As noted above, until the release of new data on Thursday 29 October, the hybrid model was suitable to be run based on national restrictions, a thorough risk assessment and our duty of care to all involved. The revised risk assessment we undertook following release of those data made it clear we regrettably could not safely proceed with the exam as planned.
We have been working hard to implement a fully digital model as soon as possible, which will mitigate the issues that caused the postponement of the November exam. We will do everything possible to fast track implementation given next week’s postponement and will provide regular updates on our progress.
Throughout the pandemic, we have been in close contact with the other medical royal colleges, both individually and via the Academy of Medical Royal Colleges, given we are facing many of the same challenges. While some colleges have proceeded with fully digital versions of their Part 3 equivalents, others have used similar hybrid models to the RCOG, having concluded this was the only way to proceed with the exams while ensuring the assessments remain robust and secure and meet GMC requirements. The GMC has approved all of the RCOG’s plans for the Part 3 exam. We will continue to share learning among our colleagues in the other medical royal colleges.
Why didn’t the RCOG ask for guidance from colleges that have run fully remote Part 3 equivalents when planning its own exam?
Since the beginning of the pandemic, the royal medical colleges have worked closely together to share ideas and learning about how to deal with the impact of the pandemic. This collaboration has included planning for exams. However, each individual college ultimately has to make its own decisions based on its own individual circumstances, the requirements of the exams it runs and assessment of the complex balance of risks. For the RCOG, the best option for the November Part 3 was deemed to be the hybrid model.
Why didn’t the College have a contingency plan in the event that postponement of the hybrid model would be needed given the context of the pandemic?
As explained above, in the time available it unfortunately was not possible for the College to develop a fully digital model for the Part 3 that we were confident would meet GMC requirements and ensure the security and integrity of the exam. If this had been possible, this would have been our preference over a hybrid model.
The November Part 3 would have entailed candidates taking the exam via Microsoft Teams using a computer at the RCOG building in London. Would it not be possible to replicate this with the candidates joining the Microsoft Teams meeting from their local hospital, with one of the consultants in that hospital acting as an invigilator?
Unfortunately, this would not be possible for a number of reasons. First, it would place a significant burden on trusts around the country to free up staff to act as invigilators, at a time when the NHS is under increasing strain due to the second wave of the pandemic, the usual winter pressures and the need to attempt to catch up on procedures and appointments missed during the first wave. Second, there would be logistical issues with a number of elements of the exam, predominantly the need for the College to securely despatch and destroy confidential exam materials. Finally, this model would require reliable internet availability from each Trust where the candidate is sitting the exam, and we are aware that quality is variable across the NHS.

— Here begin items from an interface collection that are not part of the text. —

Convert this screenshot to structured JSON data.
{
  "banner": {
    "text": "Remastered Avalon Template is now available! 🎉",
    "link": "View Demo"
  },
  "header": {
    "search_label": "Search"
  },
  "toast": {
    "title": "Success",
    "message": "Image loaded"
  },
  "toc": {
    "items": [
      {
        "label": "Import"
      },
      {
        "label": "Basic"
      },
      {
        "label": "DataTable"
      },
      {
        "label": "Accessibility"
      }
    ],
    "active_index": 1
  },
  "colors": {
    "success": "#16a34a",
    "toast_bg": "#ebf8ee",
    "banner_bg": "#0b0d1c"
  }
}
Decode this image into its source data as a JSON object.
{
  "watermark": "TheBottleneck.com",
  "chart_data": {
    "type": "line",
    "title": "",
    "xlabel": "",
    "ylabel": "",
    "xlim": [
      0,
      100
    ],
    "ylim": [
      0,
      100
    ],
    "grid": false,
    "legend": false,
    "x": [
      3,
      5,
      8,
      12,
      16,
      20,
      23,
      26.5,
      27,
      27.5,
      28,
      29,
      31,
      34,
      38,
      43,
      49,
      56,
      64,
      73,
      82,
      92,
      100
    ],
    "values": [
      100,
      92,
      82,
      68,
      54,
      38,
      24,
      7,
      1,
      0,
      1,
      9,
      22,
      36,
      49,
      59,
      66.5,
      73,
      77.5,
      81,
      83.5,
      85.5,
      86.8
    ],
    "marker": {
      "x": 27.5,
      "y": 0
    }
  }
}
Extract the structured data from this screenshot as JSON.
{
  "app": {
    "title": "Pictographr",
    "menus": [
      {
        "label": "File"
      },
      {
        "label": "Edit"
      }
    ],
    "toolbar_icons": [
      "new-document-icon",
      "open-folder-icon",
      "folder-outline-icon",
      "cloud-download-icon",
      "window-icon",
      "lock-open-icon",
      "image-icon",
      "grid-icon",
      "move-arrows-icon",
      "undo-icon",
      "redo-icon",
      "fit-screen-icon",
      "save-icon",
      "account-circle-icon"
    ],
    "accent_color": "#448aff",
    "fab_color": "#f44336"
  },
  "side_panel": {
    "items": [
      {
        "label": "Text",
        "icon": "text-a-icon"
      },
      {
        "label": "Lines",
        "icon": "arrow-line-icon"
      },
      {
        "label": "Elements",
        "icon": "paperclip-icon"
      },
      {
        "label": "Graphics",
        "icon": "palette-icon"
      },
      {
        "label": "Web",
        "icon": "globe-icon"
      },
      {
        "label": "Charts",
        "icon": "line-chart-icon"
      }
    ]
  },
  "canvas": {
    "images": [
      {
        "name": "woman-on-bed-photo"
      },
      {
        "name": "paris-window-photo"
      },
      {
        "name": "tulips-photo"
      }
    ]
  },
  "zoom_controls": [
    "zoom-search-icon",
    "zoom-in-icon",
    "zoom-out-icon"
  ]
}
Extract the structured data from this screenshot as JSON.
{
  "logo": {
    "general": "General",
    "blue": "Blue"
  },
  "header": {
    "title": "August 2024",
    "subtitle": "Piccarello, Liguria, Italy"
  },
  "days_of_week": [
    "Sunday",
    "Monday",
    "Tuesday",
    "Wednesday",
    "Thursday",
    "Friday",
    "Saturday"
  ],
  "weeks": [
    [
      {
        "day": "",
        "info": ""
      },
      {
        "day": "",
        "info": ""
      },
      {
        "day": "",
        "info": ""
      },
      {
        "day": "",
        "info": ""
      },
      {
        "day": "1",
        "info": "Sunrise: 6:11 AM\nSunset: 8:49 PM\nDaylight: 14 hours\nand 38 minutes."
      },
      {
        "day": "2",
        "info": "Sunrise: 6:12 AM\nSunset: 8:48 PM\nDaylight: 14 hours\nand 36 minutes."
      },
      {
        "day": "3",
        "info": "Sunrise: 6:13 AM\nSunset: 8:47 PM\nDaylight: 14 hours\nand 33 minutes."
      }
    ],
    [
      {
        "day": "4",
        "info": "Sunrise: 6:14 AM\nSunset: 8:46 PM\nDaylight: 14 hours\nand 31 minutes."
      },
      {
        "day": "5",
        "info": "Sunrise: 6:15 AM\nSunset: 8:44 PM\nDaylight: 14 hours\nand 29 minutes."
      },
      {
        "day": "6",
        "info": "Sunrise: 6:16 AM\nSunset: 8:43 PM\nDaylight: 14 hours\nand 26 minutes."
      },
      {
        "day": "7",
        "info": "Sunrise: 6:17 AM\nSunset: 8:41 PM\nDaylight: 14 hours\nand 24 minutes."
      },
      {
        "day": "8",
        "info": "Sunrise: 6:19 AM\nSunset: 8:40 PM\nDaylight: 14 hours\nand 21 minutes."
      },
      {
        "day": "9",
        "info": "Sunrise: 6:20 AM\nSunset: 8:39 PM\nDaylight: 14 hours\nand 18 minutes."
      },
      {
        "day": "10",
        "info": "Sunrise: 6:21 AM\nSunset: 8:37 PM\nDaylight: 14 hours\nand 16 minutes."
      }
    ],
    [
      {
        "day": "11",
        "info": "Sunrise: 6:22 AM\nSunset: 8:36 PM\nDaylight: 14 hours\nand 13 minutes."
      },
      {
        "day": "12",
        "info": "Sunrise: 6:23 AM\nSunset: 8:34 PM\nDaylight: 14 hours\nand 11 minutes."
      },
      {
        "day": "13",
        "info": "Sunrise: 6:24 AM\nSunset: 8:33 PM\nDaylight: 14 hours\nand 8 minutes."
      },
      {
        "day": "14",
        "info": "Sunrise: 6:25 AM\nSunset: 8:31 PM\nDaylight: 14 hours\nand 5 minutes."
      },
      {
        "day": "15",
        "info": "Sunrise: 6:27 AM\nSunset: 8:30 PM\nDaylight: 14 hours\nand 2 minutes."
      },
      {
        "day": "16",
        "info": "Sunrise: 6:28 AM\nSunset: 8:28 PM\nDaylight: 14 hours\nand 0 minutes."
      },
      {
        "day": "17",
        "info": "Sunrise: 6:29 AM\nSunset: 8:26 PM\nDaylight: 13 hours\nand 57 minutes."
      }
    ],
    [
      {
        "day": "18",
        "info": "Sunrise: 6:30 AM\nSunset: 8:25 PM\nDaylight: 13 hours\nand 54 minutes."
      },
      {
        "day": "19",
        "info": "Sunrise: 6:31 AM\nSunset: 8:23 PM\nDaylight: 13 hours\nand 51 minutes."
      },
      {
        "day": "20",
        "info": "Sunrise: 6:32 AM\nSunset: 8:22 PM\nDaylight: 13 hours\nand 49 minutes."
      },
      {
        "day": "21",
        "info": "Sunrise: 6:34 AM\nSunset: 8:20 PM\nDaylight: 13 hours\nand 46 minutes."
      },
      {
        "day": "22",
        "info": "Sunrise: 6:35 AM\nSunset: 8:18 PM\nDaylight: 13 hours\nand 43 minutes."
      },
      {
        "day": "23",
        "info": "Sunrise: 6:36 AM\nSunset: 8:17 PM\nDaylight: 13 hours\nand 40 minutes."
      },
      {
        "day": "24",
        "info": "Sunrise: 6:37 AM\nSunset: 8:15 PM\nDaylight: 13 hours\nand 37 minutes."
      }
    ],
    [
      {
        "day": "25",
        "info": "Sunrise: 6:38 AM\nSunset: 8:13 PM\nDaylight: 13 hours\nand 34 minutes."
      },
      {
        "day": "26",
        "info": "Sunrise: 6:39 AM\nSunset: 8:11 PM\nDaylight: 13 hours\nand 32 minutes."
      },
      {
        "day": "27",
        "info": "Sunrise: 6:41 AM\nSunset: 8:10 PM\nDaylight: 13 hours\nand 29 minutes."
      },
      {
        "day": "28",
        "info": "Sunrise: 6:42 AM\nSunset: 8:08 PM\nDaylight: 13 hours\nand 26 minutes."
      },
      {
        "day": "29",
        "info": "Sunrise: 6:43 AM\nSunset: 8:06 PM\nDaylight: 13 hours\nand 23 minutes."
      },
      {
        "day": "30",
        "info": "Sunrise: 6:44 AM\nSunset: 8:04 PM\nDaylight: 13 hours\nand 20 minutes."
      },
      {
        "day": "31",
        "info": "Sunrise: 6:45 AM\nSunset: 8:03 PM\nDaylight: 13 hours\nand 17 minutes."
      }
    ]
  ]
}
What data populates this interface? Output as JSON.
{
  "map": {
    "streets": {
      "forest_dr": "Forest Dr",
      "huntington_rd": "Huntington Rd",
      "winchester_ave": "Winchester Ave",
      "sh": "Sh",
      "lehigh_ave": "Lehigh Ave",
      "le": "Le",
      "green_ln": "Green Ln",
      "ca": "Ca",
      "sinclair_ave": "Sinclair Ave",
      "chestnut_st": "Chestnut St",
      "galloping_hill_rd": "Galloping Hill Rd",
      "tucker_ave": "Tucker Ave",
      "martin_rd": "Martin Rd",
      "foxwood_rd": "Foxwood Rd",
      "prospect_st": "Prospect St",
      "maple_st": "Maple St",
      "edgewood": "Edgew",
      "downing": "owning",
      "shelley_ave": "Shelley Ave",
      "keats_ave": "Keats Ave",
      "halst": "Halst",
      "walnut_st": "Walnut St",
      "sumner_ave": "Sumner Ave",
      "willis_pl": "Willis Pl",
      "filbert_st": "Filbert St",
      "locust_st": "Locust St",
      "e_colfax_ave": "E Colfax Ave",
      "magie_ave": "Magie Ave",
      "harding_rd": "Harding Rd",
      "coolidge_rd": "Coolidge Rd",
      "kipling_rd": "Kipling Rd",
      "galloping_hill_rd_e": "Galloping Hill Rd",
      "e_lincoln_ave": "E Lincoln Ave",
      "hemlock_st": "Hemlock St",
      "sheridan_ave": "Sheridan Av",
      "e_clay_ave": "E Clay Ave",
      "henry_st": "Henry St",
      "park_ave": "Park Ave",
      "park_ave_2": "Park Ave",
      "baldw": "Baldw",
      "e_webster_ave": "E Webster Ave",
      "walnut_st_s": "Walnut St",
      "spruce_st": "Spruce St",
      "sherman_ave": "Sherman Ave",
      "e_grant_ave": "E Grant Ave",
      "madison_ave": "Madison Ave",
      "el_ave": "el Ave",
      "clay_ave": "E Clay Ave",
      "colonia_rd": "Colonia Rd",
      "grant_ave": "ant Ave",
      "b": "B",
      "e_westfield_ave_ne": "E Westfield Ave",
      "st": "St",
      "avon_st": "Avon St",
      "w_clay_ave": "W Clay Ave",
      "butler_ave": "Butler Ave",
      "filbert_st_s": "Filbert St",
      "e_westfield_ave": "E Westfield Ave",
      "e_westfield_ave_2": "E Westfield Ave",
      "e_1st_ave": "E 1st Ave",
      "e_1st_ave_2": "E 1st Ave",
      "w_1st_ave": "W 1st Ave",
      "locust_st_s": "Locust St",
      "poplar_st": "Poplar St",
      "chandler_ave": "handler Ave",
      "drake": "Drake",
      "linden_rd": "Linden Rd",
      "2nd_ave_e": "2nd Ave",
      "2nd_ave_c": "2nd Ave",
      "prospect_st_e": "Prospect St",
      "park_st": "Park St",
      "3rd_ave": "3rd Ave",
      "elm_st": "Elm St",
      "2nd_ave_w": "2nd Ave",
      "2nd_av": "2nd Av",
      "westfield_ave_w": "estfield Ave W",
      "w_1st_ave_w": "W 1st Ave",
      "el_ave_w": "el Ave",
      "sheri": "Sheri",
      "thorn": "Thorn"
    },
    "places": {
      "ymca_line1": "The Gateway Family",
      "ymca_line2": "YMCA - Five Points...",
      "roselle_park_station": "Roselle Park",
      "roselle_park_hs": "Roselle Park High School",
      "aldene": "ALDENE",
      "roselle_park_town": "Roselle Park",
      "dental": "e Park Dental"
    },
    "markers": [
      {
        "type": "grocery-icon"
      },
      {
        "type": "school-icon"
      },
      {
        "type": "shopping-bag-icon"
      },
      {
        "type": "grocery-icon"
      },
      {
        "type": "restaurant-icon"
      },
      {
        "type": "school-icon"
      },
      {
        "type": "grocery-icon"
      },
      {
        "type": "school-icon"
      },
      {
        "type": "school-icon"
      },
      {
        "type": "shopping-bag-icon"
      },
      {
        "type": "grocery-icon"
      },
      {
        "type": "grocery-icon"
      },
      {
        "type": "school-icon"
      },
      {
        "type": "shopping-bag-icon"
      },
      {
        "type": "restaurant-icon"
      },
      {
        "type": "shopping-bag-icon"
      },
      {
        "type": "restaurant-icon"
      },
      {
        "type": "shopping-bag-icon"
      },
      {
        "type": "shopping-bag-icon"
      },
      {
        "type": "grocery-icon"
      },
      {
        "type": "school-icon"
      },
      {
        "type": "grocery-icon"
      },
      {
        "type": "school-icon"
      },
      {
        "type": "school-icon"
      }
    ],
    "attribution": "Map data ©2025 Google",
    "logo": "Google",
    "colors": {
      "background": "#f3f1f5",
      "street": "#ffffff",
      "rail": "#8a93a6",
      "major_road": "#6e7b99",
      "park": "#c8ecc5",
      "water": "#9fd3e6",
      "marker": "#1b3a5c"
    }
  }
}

Why didn’t the previous communications to November Part 3 candidates make it clear that the exam might be postponed?
All of our correspondence with Part 3 candidates has included the caveat that all plans were subject to the pandemic. While we very much hoped that, like other medical royal colleges, we would be able to proceed with the hybrid model, unfortunately the timing of our exam has coincided with significant growth in the R rate around the country, hence our difficult decision to postpone the exam.
What assurances has the GMC given about the lack of impact on progression through the training programme and how will this work in practice?
The GMC has made it clear that for trainees where the Part 3 exam is their only requirement to move between training years, there will be no impact on progression through the training programme. More information about how this works in practice is available here.
How do I claim reimbursement from the College for my travel and accommodation expenses?
Candidates have been contacted to confirm the process of how to claim expenses incurred. If you have not received this communication, please contact MRCOGPart3@rcog.org.uk
When will the next Part 3 be held? The College website lists the next available diet in May 2021.
The next scheduled Part 3 is May 2021. However, we are committed to holding a Part 3 diet as soon as possible before then for candidates affected by the November postponement. This will be a fully digital exam which will require significant development, planning and testing to ensure the integrity of the exam and provide the best possible experience for candidates. This is an urgent priority for the College and we will share more information as soon as we are in a position to do so.
If I can’t sit the diets being held just for November 2020 candidates, when will I be able to sit the Part 3?
If your personal circumstances mean you are unable or do not want to sit the Part 3 at the additional diets we are scheduling for November 2020 candidates, then you will be prioritised for the next sitting that works for you.
What will the fully digital Part 3 look like? Will we sit the exam from our own homes, from our trust or from dedicated assessment centres?
At this stage it is not possible to confirm the exact details of a fully digital Part 3 as we have not yet identified the solution or platform we will be using. Details of what to expect will follow as soon as we have them.
What are the factors that need to be addressed to ensure the security and validity of a fully remote exam?
A remote examination must be delivered via a secure platform that meets the necessary security and information governance standards. Given the variability of Wi-Fi and broadband connections, a remote exam must have fail safes should issues occur on the day. Remote proctoring must be enabled to invigilate the exam and provide on the day support for candidates. The standards of the examination must be maintained and it is paramount that the requirements of the GMC are met.
I have used all of my study leave and annual leave to prepare for the November Part 3 and therefore will have none left to allow adequate preparation for the rescheduled exam. What is the College doing to support me?
If this is your situation, please contact us at MRCOGPart3@rcog.org.uk and we will contact your Head of School or Educational Supervisor to do what we can to facilitate additional study leave. We will do everything possible to support you and would expect your local trust to also be supportive.
How do I ensure I have a place at the next available diet?
All candidates who were booked to sit the November Part 3 exam will be automatically given a place at the next sitting of the exam. If you wish to take up this opportunity, you do not need to do anything. The Exams team will be in touch with more information in due course.
I would like to receive a refund for the November exam. How should I arrange this?
If you would prefer to receive a refund for the November exam, please contact MRCOGPart3@rcog.org.uk to arrange this. If you choose to have your payment refunded we will still guarantee you a place at the next Part 3 exam.
How will you ensure you do not need to postpone the Part 3 again?
Although it was not possible to make the November Part 3 fully digital in the time available while also digitising the College’s written exams, work had already begun to explore options for a fully remote Part 3 before the decision to postpone the November diet was taken. This work will now be fast-tracked to ensure the context of the pandemic will not further disrupt the Part 3. The process includes demonstrations of possible solutions and discussions with royal colleges that have run digital Part 3 equivalents to learn what worked well and what the pitfalls were. Whatever solution we choose, we will ensure it undergoes robust advance testing to minimise the risk of problems occurring on the day of the exam.
How can I find out more about the need for the College to postpone the Part 3 exam?
On 5 November the College held a webinar to which all candidates booked to take the Part 3 in November were invited. This provided an opportunity for candidates to hear more about the College’s decision making when planning the hybrid model, as well as our ultimate decision that we needed to postpone the exam for reasons of health and safety. A recording of the webinar will be shared with all candidates.